Yet, this land offered me support in the form of connections that influenced and challenged me in their own way. Starting with meeting a person whose openness about her sexuality made me question my secrecy. To a friend who adopted me as her own and chooses to do so till this date. A friend who I lost on the way but who in her own ways left a mark on me. A lover who offered me support without understanding the depths of my struggles and finally, a lover who offered me the one thing I had longed for – for someone to believe in my story without doubting my truth.
But all connections didn’t come to me as friends or lovers. Some of them were there as colleagues and mentors. From a colleague who believed in his gut to get to know me more only to realize we’re more similar than different and took the role of a cheerleader along the way. To a manager who continuously chose to believe in my worth even when I had little to offer, cherishing me, guiding me, and laying out opportunities for me to become the person I am today. Finally, a leader, who took the role of a mother at a time when I was scared of drowning. Without asking me why she gave me what I wanted and became a pillar that I needed.
Yes, some of these were passing connections. Some came and left without much explanation. But they all played their parts in helping me get to where I am today.
This land showed me a way of life I was not familiar with yet gave me the tools to make it through. The city and the apartment I am in for the past year, have called out to me as home since my first day here. This is where I wanted to come back to after my first trip some three years back. This is where I chose to live by myself despite the challenges of the night. This is where I explored myself and found what I had been hiding my entire life. This is where I cried, loved, walked, broke, and survived.
In the past five years in this land, I have broken down mentally, emotionally, and physically. To the point that I asked my ex to write a story of my journey in her words if and when she chooses so that another Tanu knows that she too can survive (she’s a much better storyteller). When emotional and mental turmoil was not enough, my body gave in to back aches and finally to a broken foot. Yet, this land held me as its own. It gave me rest and solitude when I didn’t know that was what I needed. It gave me sun and now a downpour of rain as if to let me know that it’s all washed away.

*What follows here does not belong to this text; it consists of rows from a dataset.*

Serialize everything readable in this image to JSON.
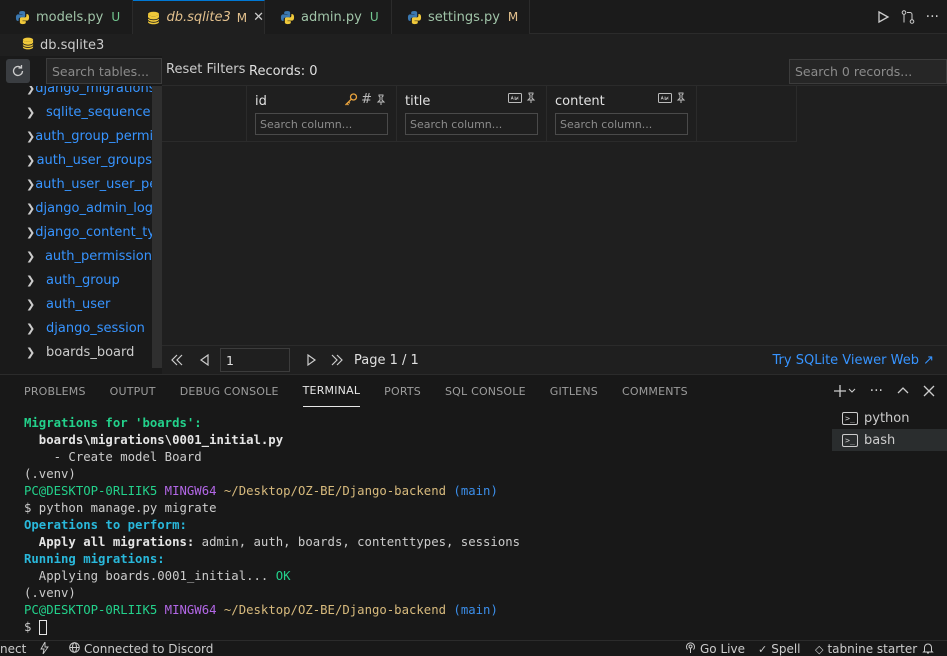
{
  "tabs": [
    {
      "label": "models.py",
      "status": "U",
      "icon": "python-icon"
    },
    {
      "label": "db.sqlite3",
      "status": "M",
      "icon": "database-icon",
      "active": true
    },
    {
      "label": "admin.py",
      "status": "U",
      "icon": "python-icon"
    },
    {
      "label": "settings.py",
      "status": "M",
      "icon": "python-icon"
    }
  ],
  "breadcrumb": {
    "file": "db.sqlite3"
  },
  "viewer": {
    "table_search_placeholder": "Search tables...",
    "reset_filters": "Reset Filters",
    "records": "Records: 0",
    "records_search_placeholder": "Search 0 records...",
    "tables": [
      "django_migrations",
      "sqlite_sequence",
      "auth_group_permissions",
      "auth_user_groups",
      "auth_user_user_permissions",
      "django_admin_log",
      "django_content_type",
      "auth_permission",
      "auth_group",
      "auth_user",
      "django_session",
      "boards_board"
    ],
    "columns": [
      {
        "name": "id",
        "search_placeholder": "Search column..."
      },
      {
        "name": "title",
        "search_placeholder": "Search column..."
      },
      {
        "name": "content",
        "search_placeholder": "Search column..."
      }
    ],
    "page_value": "1",
    "page_info": "Page 1 / 1",
    "try_link": "Try SQLite Viewer Web ↗"
  },
  "panel": {
    "tabs": [
      "PROBLEMS",
      "OUTPUT",
      "DEBUG CONSOLE",
      "TERMINAL",
      "PORTS",
      "SQL CONSOLE",
      "GITLENS",
      "COMMENTS"
    ],
    "active_tab": "TERMINAL",
    "terminals": [
      "python",
      "bash"
    ]
  },
  "terminal": {
    "l1": "Migrations for 'boards':",
    "l2": "  boards\\migrations\\0001_initial.py",
    "l3": "    - Create model Board",
    "l4": "(.venv)",
    "prompt_user": "PC@DESKTOP-0RLIIK5",
    "prompt_shell": "MINGW64",
    "prompt_path": "~/Desktop/OZ-BE/Django-backend",
    "prompt_branch": "(main)",
    "cmd": "$ python manage.py migrate",
    "ops_header": "Operations to perform:",
    "apply_label": "  Apply all migrations:",
    "apply_value": " admin, auth, boards, contenttypes, sessions",
    "running": "Running migrations:",
    "applying": "  Applying boards.0001_initial...",
    "ok": " OK",
    "l13": "(.venv)",
    "dollar": "$ "
  },
  "statusbar": {
    "left_partial": "nect",
    "discord": "Connected to Discord",
    "golive": "Go Live",
    "spell": "Spell",
    "tabnine": "tabnine starter"
  }
}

Oh! the love I have for this strange land where I wasn’t born but where I died and survived multiple deaths. Words are not enough to show my gratitude to this holy land that I called home and will always cherish as the place where I was born again. Here is where I met myself and found ways to balance myself. Its trees, streams, skies, and streets – all stayed with me throughout my time. They offered me love and shelter when I had none, and showed me the right way to love. It taught me gratitude and broke down my illusions. It gave me peace and taught me what it means to surrender. Away from the noise of the cities, it showed me what it’s like to connect. It showed me the suffering of the masses and taught me to love without asking.
One blog will not be enough to speak volumes of my love. Even while I write, I can’t help but grieve and cherish the memories of the past five years. There will be more tears to flow and more healing to come. There will be more memories to rejoice and more times to mourn. But right now, I take the first steps to surrender to what’s to come and grieve the loss of the land I love.